* Task statement
Take every line from the data that has the word "JSON" in it.

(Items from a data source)
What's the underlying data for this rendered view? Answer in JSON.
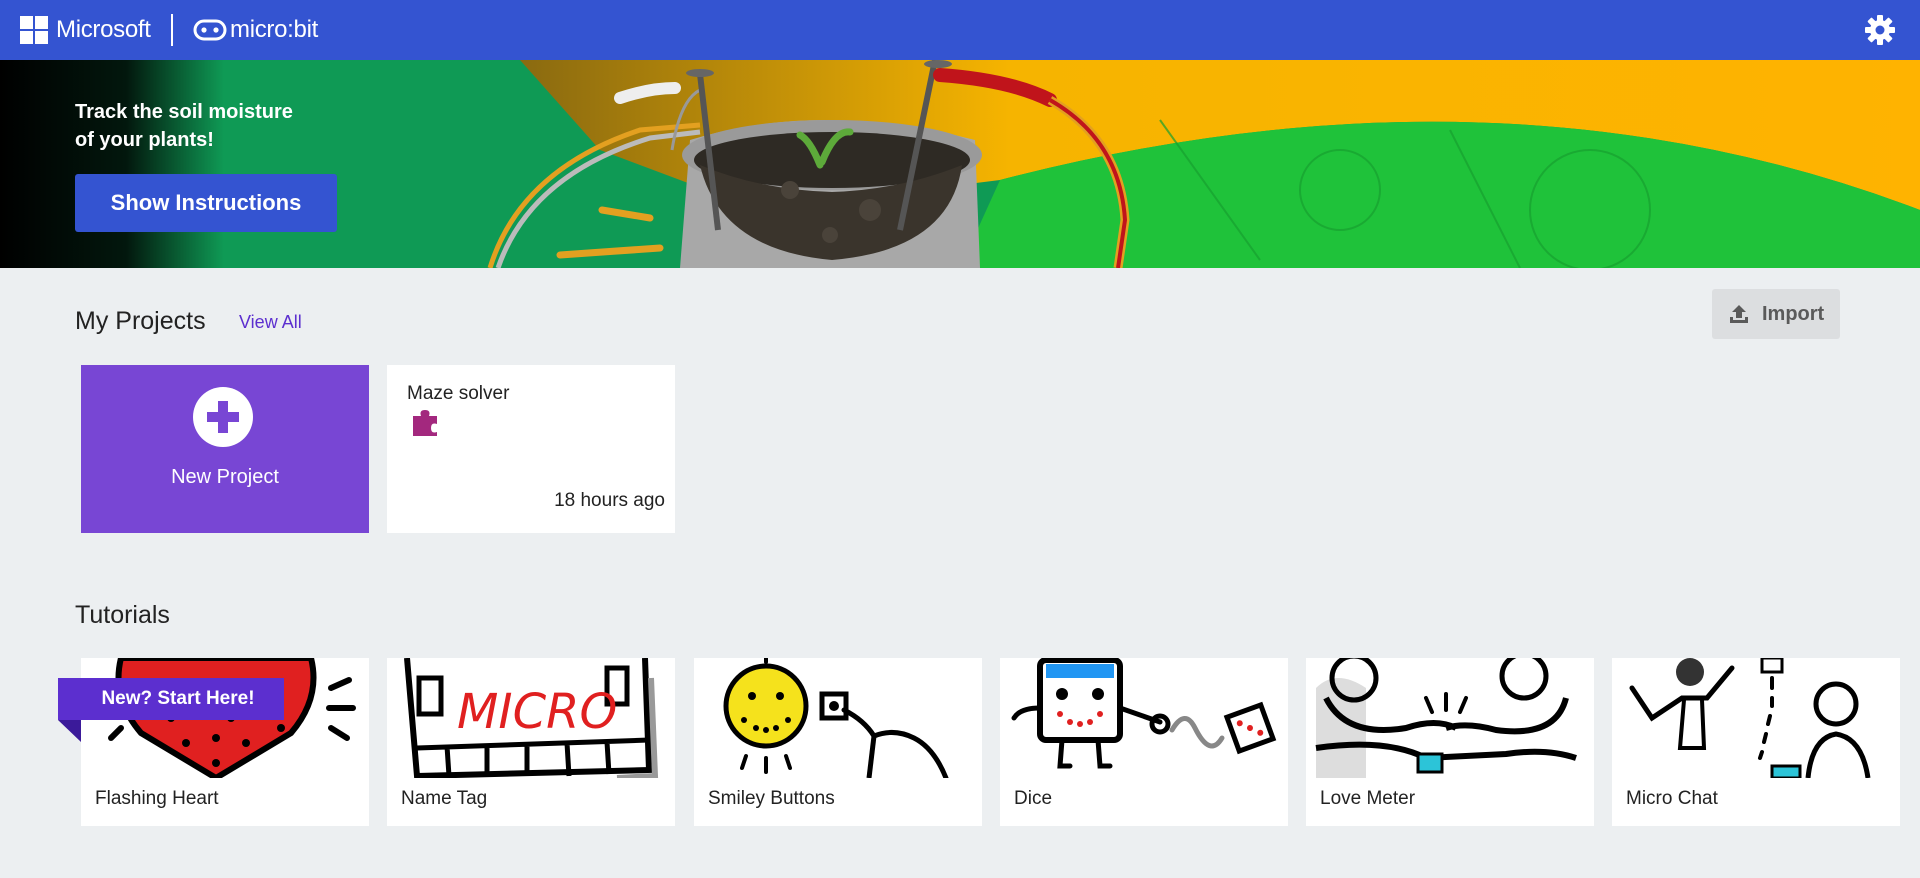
{
  "header": {
    "brand_microsoft": "Microsoft",
    "brand_microbit": "micro:bit",
    "settings_icon": "gear-icon",
    "bar_color": "#3454D1"
  },
  "hero": {
    "headline_line1": "Track the soil moisture",
    "headline_line2": "of your plants!",
    "button_label": "Show Instructions"
  },
  "projects": {
    "title": "My Projects",
    "view_all": "View All",
    "import_label": "Import",
    "new_project_label": "New Project",
    "items": [
      {
        "name": "Maze solver",
        "time": "18 hours ago",
        "icon": "puzzle-piece-icon"
      }
    ]
  },
  "tutorials": {
    "title": "Tutorials",
    "ribbon": "New? Start Here!",
    "items": [
      {
        "name": "Flashing Heart"
      },
      {
        "name": "Name Tag"
      },
      {
        "name": "Smiley Buttons"
      },
      {
        "name": "Dice"
      },
      {
        "name": "Love Meter"
      },
      {
        "name": "Micro Chat"
      }
    ]
  },
  "colors": {
    "accent": "#3454D1",
    "purple": "#7846D4",
    "ribbon": "#5C2FCF",
    "background": "#ECEFF1"
  }
}
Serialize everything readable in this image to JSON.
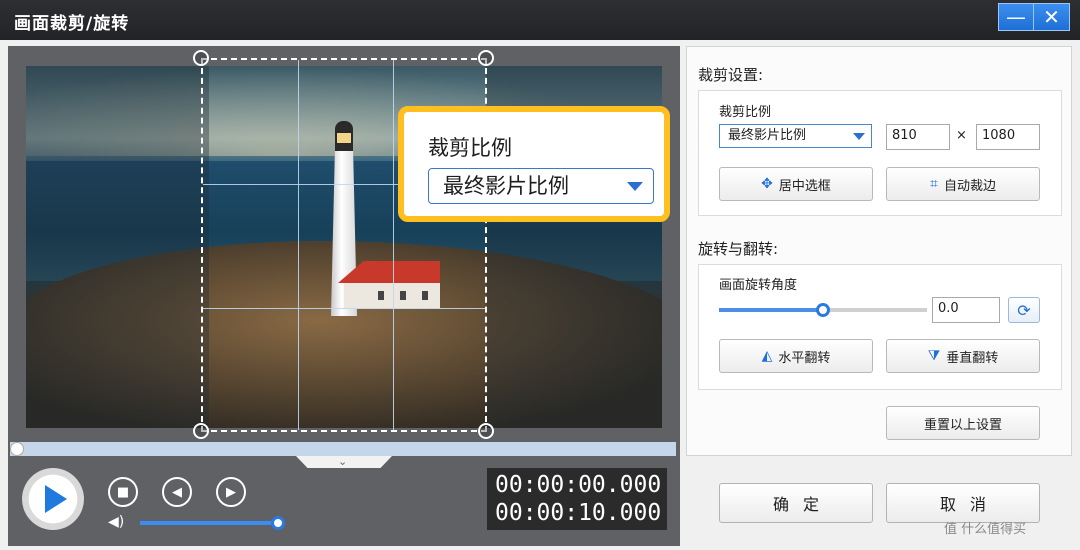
{
  "window": {
    "title": "画面裁剪/旋转",
    "minimize_glyph": "—",
    "close_glyph": "✕"
  },
  "callout": {
    "label": "裁剪比例",
    "selected": "最终影片比例"
  },
  "player": {
    "play_icon": "play-icon",
    "time_current": "00:00:00.000",
    "time_total": "00:00:10.000",
    "volume": 0.97,
    "progress": 0.0
  },
  "crop_settings": {
    "section_title": "裁剪设置:",
    "ratio_label": "裁剪比例",
    "ratio_value": "最终影片比例",
    "width": "810",
    "times": "×",
    "height": "1080",
    "center_button": "居中选框",
    "auto_trim_button": "自动裁边"
  },
  "rotate_settings": {
    "section_title": "旋转与翻转:",
    "angle_label": "画面旋转角度",
    "angle_value": "0.0",
    "angle_slider": 0.5,
    "flip_h_button": "水平翻转",
    "flip_v_button": "垂直翻转"
  },
  "reset_button": "重置以上设置",
  "ok_button": "确定",
  "cancel_button": "取消",
  "watermark": "值 什么值得买",
  "colors": {
    "accent": "#1f7ae0",
    "callout": "#ffbf1f",
    "titlebar": "#2a2b2f"
  }
}
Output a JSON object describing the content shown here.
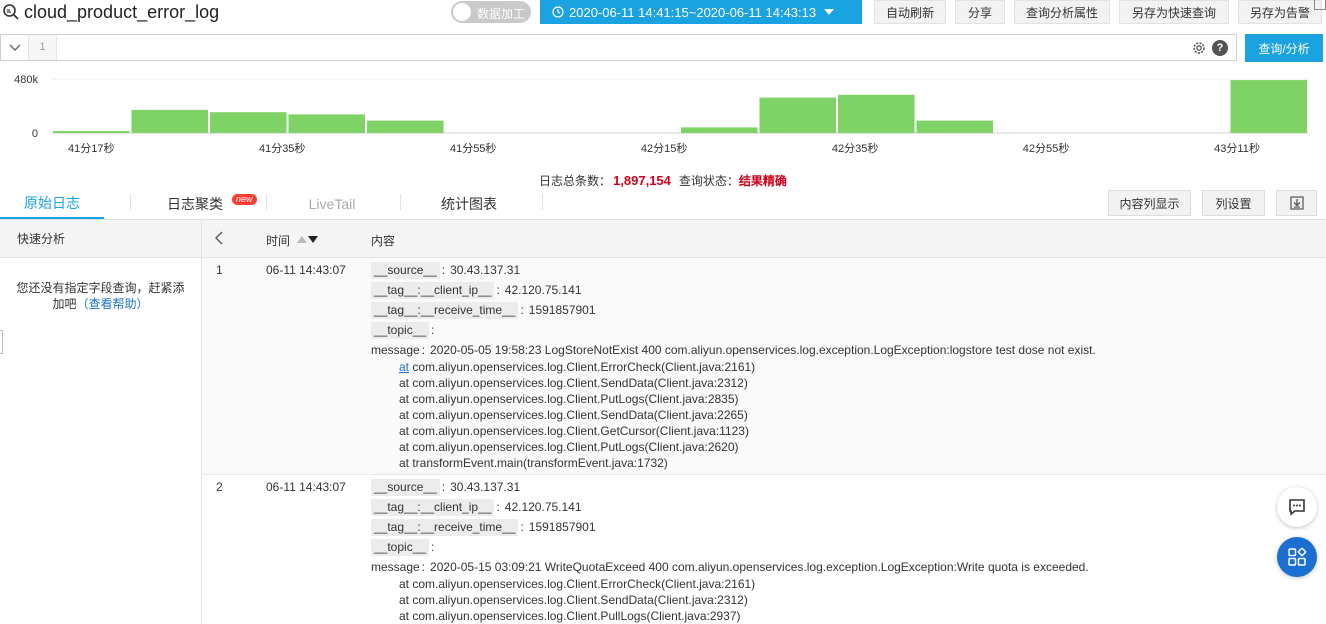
{
  "header": {
    "logstore_name": "cloud_product_error_log",
    "data_processing_label": "数据加工",
    "time_range": "2020-06-11 14:41:15~2020-06-11 14:43:13",
    "buttons": {
      "auto_refresh": "自动刷新",
      "share": "分享",
      "query_attrs": "查询分析属性",
      "save_quick_query": "另存为快速查询",
      "save_alert": "另存为告警"
    }
  },
  "query": {
    "line_number": "1",
    "value": "",
    "submit_label": "查询/分析",
    "help_glyph": "?"
  },
  "histogram": {
    "y_ticks": [
      "480k",
      "0"
    ],
    "x_ticks": [
      "41分17秒",
      "41分35秒",
      "41分55秒",
      "42分15秒",
      "42分35秒",
      "42分55秒",
      "43分11秒"
    ],
    "bar_color": "#7ed266",
    "max_value": 480000,
    "bars": [
      15000,
      205000,
      185000,
      165000,
      110000,
      0,
      0,
      0,
      50000,
      315000,
      340000,
      110000,
      0,
      0,
      0,
      470000
    ]
  },
  "summary": {
    "total_label": "日志总条数：",
    "total_value": "1,897,154",
    "status_label": "查询状态：",
    "status_value": "结果精确"
  },
  "tabs": {
    "raw": "原始日志",
    "cluster": "日志聚类",
    "cluster_badge": "new",
    "livetail": "LiveTail",
    "chart": "统计图表",
    "content_columns": "内容列显示",
    "column_settings": "列设置"
  },
  "sidebar": {
    "title": "快速分析",
    "note": "您还没有指定字段查询，赶紧添加吧",
    "help_link": "（查看帮助）"
  },
  "table": {
    "col_time": "时间",
    "col_content": "内容",
    "rows": [
      {
        "index": "1",
        "time": "06-11 14:43:07",
        "fields": [
          {
            "key": "__source__",
            "value": "30.43.137.31"
          },
          {
            "key": "__tag__:__client_ip__",
            "value": "42.120.75.141"
          },
          {
            "key": "__tag__:__receive_time__",
            "value": "1591857901"
          },
          {
            "key": "__topic__",
            "value": ""
          }
        ],
        "message_key": "message",
        "message": "2020-05-05 19:58:23 LogStoreNotExist 400 com.aliyun.openservices.log.exception.LogException:logstore test dose not exist.",
        "stack_first_link": "at",
        "stack_first_rest": " com.aliyun.openservices.log.Client.ErrorCheck(Client.java:2161)",
        "stack": [
          "at com.aliyun.openservices.log.Client.SendData(Client.java:2312)",
          "at com.aliyun.openservices.log.Client.PutLogs(Client.java:2835)",
          "at com.aliyun.openservices.log.Client.SendData(Client.java:2265)",
          "at com.aliyun.openservices.log.Client.GetCursor(Client.java:1123)",
          "at com.aliyun.openservices.log.Client.PutLogs(Client.java:2620)",
          "at transformEvent.main(transformEvent.java:1732)"
        ]
      },
      {
        "index": "2",
        "time": "06-11 14:43:07",
        "fields": [
          {
            "key": "__source__",
            "value": "30.43.137.31"
          },
          {
            "key": "__tag__:__client_ip__",
            "value": "42.120.75.141"
          },
          {
            "key": "__tag__:__receive_time__",
            "value": "1591857901"
          },
          {
            "key": "__topic__",
            "value": ""
          }
        ],
        "message_key": "message",
        "message": "2020-05-15 03:09:21 WriteQuotaExceed 400 com.aliyun.openservices.log.exception.LogException:Write quota is exceeded.",
        "stack": [
          "at com.aliyun.openservices.log.Client.ErrorCheck(Client.java:2161)",
          "at com.aliyun.openservices.log.Client.SendData(Client.java:2312)",
          "at com.aliyun.openservices.log.Client.PullLogs(Client.java:2937)"
        ]
      }
    ]
  },
  "icons": {
    "search": "search-icon",
    "clock": "clock-icon",
    "gear": "gear-icon",
    "help": "help-icon",
    "download": "download-icon",
    "chat": "chat-icon",
    "apps": "apps-icon"
  },
  "colors": {
    "primary": "#1aa3e0",
    "alert_red": "#d0021b",
    "bar_green": "#7ed266"
  }
}
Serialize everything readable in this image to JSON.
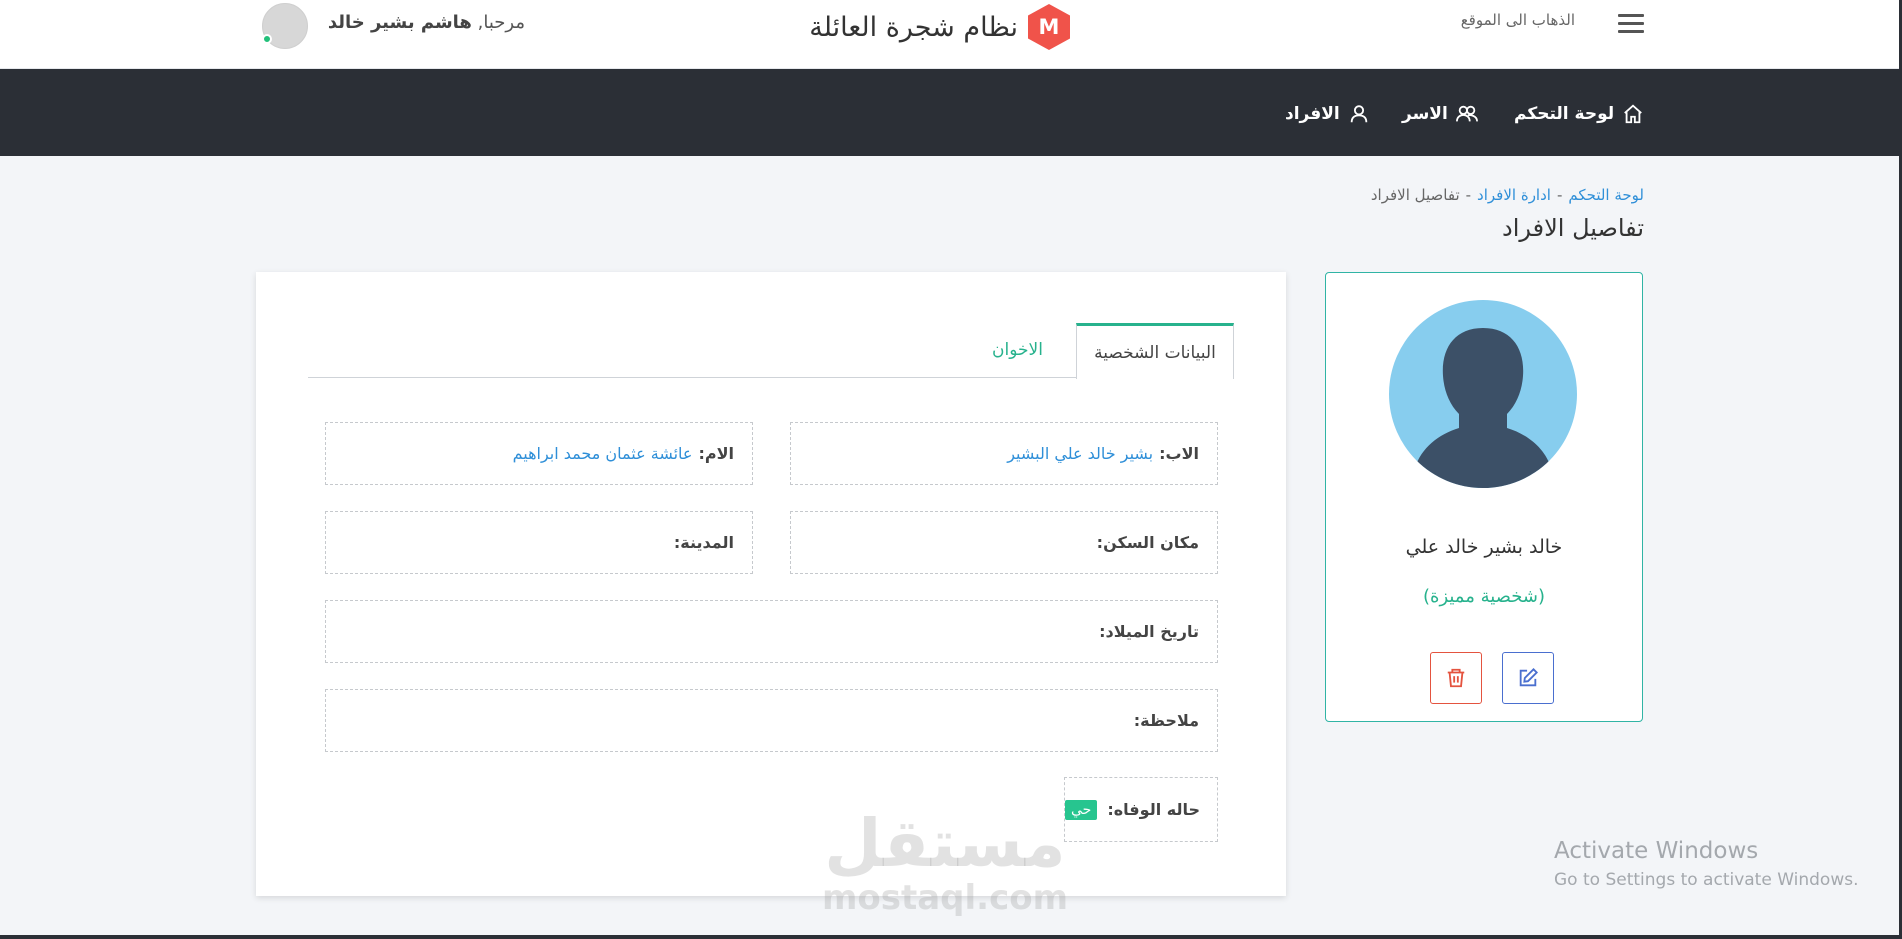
{
  "header": {
    "goto_site": "الذهاب الى الموقع",
    "logo_letter": "M",
    "logo_text": "نظام شجرة العائلة",
    "greeting_prefix": "مرحبا,",
    "user_name": "هاشم بشير خالد"
  },
  "nav": {
    "items": [
      {
        "label": "لوحة التحكم",
        "icon": "home-icon"
      },
      {
        "label": "الاسر",
        "icon": "users-icon"
      },
      {
        "label": "الافراد",
        "icon": "user-icon"
      }
    ]
  },
  "breadcrumb": {
    "items": [
      "لوحة التحكم",
      "ادارة الافراد",
      "تفاصيل الافراد"
    ],
    "separator": "-"
  },
  "page": {
    "title": "تفاصيل الافراد"
  },
  "profile": {
    "name": "خالد بشير خالد علي",
    "tag": "(شخصية مميزة)"
  },
  "tabs": {
    "personal": "البيانات الشخصية",
    "siblings": "الاخوان"
  },
  "details": {
    "father_label": "الاب:",
    "father_value": "بشير خالد علي البشير",
    "mother_label": "الام:",
    "mother_value": "عائشة عثمان محمد ابراهيم",
    "residence_label": "مكان السكن:",
    "city_label": "المدينة:",
    "birth_label": "تاريخ الميلاد:",
    "note_label": "ملاحظة:",
    "death_label": "حاله الوفاه:",
    "death_value": "حي"
  },
  "watermark": {
    "arabic": "مستقل",
    "latin": "mostaql.com"
  },
  "os_overlay": {
    "title": "Activate Windows",
    "subtitle": "Go to Settings to activate Windows."
  },
  "colors": {
    "navbar": "#2b2f36",
    "accent_green": "#27b28d",
    "link_blue": "#2f8fd8",
    "logo_red": "#f0534a",
    "danger": "#e4533f",
    "edit_blue": "#4a6fcf"
  }
}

* Solution for this exercise
What's the underlying data for this rendered view? Answer in JSON.
Serialize everything readable in this image to JSON.
Output a JSON object describing the content shown here.
Serialize everything readable in this image to JSON.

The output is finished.